ddrescue and dd_rescue are completely different programs which share no development between them. The two projects are not related in any way except that they both attempt to enhance the standard dd tool and coincidentally chose similar names for their new programs.

From the ddrescue info pages:

GNU ddrescue is a data recovery tool. It copies data from one file or block device (hard disc, cdrom, etc) to another, trying hard to rescue data in case of read errors.

Ddrescue does not truncate the output file if not asked to. So, every time you run it on the same output file, it tries to fill in the gaps.

The basic operation of ddrescue is fully automatic. That is, you don't have to wait for an error, stop the program, read the log, run it in reverse mode, etc.

If you use the logfile feature of ddrescue, the data is rescued very efficiently (only the needed blocks are read). Also you can interrupt the rescue at any time and resume it later at the same point.

Automatic merging of backups: If you have two or more damaged copies of a file, cdrom, etc, and run ddrescue on all of them, one at a time, with the same output file, you will probably obtain a complete and error-free file. This is so because the probability of having damaged areas at the same places on different input files is very low. Using the logfile, only the needed blocks are read from the second and successive copies.

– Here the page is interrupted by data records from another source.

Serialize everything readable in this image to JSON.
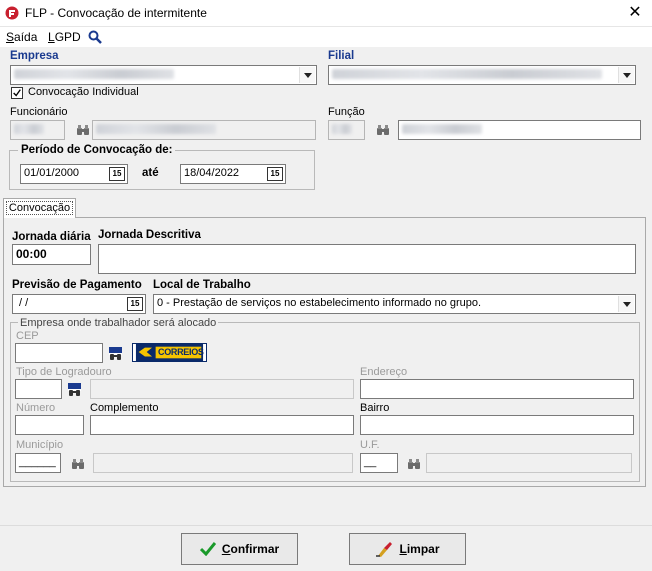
{
  "window": {
    "title": "FLP - Convocação de intermitente",
    "close_glyph": "✕"
  },
  "menu": {
    "saida": "Saída",
    "lgpd": "LGPD"
  },
  "empresa": {
    "label": "Empresa"
  },
  "filial": {
    "label": "Filial"
  },
  "convocacao_individual": {
    "label": "Convocação Individual",
    "checked": true
  },
  "funcionario": {
    "label": "Funcionário"
  },
  "funcao": {
    "label": "Função"
  },
  "periodo": {
    "label": "Período de Convocação de:",
    "de": "01/01/2000",
    "ate_label": "até",
    "ate": "18/04/2022",
    "cal_glyph": "15"
  },
  "tabs": [
    {
      "label": "Convocação"
    }
  ],
  "jornada": {
    "diaria_label": "Jornada diária",
    "diaria_value": "00:00",
    "descritiva_label": "Jornada Descritiva",
    "descritiva_value": ""
  },
  "previsao": {
    "label": "Previsão de Pagamento",
    "value": " / /"
  },
  "local_trabalho": {
    "label": "Local de Trabalho",
    "value": "0 - Prestação de serviços no estabelecimento informado no grupo."
  },
  "alocacao": {
    "group_label": "Empresa onde trabalhador será alocado",
    "cep_label": "CEP",
    "correios_text": "CORREIOS",
    "tipo_logradouro_label": "Tipo de Logradouro",
    "endereco_label": "Endereço",
    "numero_label": "Número",
    "complemento_label": "Complemento",
    "bairro_label": "Bairro",
    "municipio_label": "Município",
    "uf_label": "U.F.",
    "municipio_code": "______",
    "uf_value": "__"
  },
  "buttons": {
    "confirmar": "Confirmar",
    "limpar": "Limpar"
  },
  "colors": {
    "accent_label": "#1a3a8f",
    "window_bg": "#f0f0f0",
    "correios_blue": "#0a2a6a",
    "correios_yellow": "#f5c400",
    "confirm_green": "#1a9a2a"
  }
}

Installation

Debian

The package 'ddrescue' actually is dd_rescue, another dd-like program which does not maintain a recovery log.

aptitude install gddrescue

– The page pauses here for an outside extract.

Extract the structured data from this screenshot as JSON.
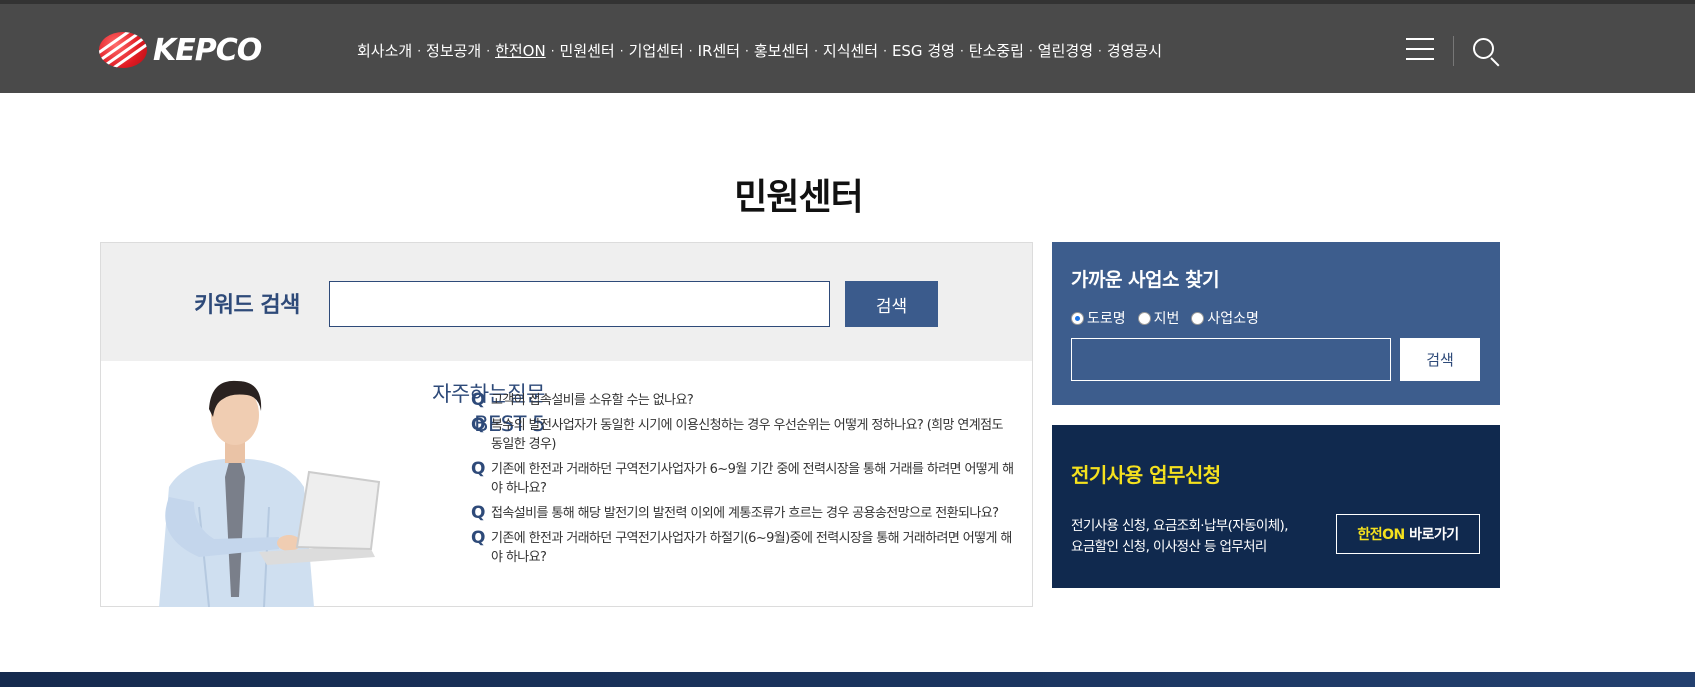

Partition recovery

Kernel 2.6.3+ & ddrescue 1.4+

'ddrescue --direct' will open the input with the O_DIRECT option for uncached reads. 'raw devices' are not needed on newer kernels. For older kernels see below.

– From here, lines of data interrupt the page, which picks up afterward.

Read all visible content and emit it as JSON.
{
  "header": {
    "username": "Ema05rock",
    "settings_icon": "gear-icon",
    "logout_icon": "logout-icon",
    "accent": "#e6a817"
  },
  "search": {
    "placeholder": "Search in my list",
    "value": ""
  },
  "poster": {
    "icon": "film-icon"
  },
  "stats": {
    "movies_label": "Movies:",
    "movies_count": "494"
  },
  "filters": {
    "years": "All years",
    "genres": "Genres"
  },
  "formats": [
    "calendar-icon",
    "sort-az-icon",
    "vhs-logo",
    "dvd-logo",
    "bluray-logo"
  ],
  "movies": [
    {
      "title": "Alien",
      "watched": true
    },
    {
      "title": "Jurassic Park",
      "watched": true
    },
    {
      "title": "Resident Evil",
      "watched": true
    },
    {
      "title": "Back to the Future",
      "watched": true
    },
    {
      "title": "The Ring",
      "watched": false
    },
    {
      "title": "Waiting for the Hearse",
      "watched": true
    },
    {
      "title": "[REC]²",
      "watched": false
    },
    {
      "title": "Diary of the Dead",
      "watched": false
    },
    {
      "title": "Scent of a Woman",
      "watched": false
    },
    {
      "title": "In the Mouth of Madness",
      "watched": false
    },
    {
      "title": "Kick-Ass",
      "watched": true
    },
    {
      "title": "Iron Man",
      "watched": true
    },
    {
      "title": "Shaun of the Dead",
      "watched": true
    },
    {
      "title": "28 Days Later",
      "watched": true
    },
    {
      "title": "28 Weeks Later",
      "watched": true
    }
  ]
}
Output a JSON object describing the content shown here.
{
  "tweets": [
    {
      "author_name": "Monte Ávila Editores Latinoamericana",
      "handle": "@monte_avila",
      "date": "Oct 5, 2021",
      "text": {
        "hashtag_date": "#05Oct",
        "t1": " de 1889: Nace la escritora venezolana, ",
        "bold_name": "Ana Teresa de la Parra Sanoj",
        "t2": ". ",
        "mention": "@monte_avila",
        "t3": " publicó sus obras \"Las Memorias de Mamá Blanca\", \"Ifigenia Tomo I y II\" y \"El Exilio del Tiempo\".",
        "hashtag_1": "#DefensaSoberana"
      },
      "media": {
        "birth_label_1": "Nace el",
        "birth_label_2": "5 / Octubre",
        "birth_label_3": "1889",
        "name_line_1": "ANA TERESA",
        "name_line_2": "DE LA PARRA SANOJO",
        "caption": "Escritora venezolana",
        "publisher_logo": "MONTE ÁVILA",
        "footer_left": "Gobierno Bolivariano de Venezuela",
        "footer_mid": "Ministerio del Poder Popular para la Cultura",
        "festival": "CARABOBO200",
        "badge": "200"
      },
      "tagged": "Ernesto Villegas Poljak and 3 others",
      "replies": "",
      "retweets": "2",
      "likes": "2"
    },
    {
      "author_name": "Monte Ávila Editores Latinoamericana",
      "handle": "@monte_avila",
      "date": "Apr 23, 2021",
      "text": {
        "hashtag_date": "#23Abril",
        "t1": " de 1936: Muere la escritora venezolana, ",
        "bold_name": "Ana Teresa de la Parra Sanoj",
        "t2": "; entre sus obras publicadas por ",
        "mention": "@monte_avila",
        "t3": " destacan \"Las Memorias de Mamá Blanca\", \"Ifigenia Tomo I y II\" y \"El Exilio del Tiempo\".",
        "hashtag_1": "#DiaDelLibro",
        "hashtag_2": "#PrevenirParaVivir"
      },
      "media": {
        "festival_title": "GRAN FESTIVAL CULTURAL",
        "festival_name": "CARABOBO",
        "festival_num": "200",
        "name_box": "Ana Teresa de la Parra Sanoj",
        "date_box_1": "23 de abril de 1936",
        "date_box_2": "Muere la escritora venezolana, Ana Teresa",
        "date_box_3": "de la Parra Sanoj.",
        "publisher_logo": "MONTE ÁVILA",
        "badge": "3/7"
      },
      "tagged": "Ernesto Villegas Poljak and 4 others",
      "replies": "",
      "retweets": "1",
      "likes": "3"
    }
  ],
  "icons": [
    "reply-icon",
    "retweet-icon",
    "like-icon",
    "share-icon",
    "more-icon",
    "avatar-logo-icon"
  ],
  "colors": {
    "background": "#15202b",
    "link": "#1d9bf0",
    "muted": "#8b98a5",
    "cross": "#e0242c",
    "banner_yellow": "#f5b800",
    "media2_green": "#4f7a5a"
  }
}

First you copy as much data as possible, without retrying or splitting sectors:

ddrescue --no-split /dev/hda1 imagefile logfile

Now let it retry previous errors 3 times, using uncached reads:

ddrescue --direct --max-retries=3 /dev/hda1 imagefile logfile

If that fails you can try again but retrimmed, so it tries to reread full sectors:

ddrescue --direct --retrim --max-retries=3 /dev/hda1 imagefile logfile

You can now use ddrescue (or normal dd) to copy the imagefile to a new partition on a new disk. Use the appropriate filesystem checkers (fsck, CHKDSK) to try to fix errors caused by the bad blocks. Be sure to keep the imagefile around. Just in case the filesystem is severely broken, and datacarving tools like testdisk need to to be used on the original image.

Before linux kernel 2.6.3 / 2.4.x

In 2.6.3 the 'raw device' has been marked obsolete. On later kernels ddrescue will use O_DIRECT on the input to do uncached reads.

First you copy as much data as possible, without retrying or splitting sectors:

ddrescue --no-split /dev/hda1 imagefile logfile

Now change over to raw device access. Let it retry previous errors 3 times, don't read past last block in logfile:

modprobe raw
raw /dev/raw/raw1 /dev/hda1
ddrescue --max-retries=3 --complete-only /dev/raw/raw1 imagefile logfile

If that fails you can try again (still using raw) but retrimmed, so it tries to reread full sectors:

ddrescue --retrim --max-retries=3 --complete-only /dev/raw/raw1 imagefile logfile

You can now use ddrescue (or normal dd) to copy the imagefile to a new partition on a new disk. Use the appropriate filesystem checkers (fsck, CHKDSK) to try to fix errors caused by the bad blocks. Be sure to keep the imagefile around. Just in case the filesystem is severely broken, and datacarving tools like testdisk need to to be used on the original image.

At the end you may want to unbind the raw device:

raw /dev/raw/raw1 0 0

Examples

These two examples are taken directly from the ddrescue info pages.

Example 1: Rescue an ext2 partition in /dev/hda2 to /dev/hdb2

ddrescue -r3 /dev/hda2 /dev/hdb2 logfile
e2fsck -v -f /dev/hdb2
mount -t ext2 -o ro /dev/hdb2 /mnt

Example 2: Rescue a CD-ROM in /dev/cdrom

ddrescue -b 2048 /dev/cdrom cdimage logfile

write cdimage to a blank CD-ROM

Cygwin

As of release 1.4-rc1, it can be compiled directly in Cygwin Out of the Box. Precompiled packages are available in the Cygwin distribution. This makes it usable natively on Windows systems.

See also